Exercise details:
Filter the entries below down to the lines that hold "Customer".

Exercise data:
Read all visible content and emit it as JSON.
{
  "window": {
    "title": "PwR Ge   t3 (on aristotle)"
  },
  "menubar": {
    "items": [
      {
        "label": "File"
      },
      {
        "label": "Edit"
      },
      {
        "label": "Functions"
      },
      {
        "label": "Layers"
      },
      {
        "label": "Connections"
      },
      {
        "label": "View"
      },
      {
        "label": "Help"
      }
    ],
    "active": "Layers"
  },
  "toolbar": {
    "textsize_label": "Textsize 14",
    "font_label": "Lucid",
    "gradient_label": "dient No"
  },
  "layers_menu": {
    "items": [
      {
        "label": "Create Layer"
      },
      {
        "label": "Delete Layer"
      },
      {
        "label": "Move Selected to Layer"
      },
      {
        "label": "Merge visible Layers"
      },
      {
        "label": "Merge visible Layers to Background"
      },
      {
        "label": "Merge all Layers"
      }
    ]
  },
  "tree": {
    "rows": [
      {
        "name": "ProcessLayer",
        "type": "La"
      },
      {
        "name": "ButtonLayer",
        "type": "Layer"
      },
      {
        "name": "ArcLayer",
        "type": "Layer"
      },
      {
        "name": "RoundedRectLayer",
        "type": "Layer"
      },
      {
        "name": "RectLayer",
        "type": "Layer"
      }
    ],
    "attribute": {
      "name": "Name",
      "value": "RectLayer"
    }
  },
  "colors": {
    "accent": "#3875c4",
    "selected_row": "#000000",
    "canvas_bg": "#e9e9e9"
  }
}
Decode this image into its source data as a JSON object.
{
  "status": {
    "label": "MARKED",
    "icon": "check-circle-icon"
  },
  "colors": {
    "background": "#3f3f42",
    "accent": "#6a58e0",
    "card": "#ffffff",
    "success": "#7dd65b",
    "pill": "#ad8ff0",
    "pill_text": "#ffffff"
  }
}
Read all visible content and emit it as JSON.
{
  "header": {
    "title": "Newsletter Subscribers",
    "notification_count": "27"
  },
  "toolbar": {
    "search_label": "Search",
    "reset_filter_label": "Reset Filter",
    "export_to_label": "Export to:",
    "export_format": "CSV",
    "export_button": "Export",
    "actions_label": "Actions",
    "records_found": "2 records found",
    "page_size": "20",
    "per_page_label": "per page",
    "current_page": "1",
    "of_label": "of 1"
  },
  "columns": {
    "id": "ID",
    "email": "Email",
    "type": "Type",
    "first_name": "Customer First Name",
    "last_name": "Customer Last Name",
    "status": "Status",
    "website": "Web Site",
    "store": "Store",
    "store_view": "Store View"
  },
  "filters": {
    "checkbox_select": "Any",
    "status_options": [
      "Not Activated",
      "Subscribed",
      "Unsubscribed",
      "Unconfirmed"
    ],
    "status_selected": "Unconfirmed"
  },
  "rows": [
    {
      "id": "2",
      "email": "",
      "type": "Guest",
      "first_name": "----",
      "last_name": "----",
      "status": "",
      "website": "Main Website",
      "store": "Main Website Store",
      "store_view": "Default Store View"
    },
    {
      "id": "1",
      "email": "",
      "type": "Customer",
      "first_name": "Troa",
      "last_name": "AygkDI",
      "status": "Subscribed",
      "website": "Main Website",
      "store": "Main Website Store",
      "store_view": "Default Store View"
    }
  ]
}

Response to this exercise:
    "first_name": "Customer First Name",
    "last_name": "Customer Last Name",
      "type": "Customer",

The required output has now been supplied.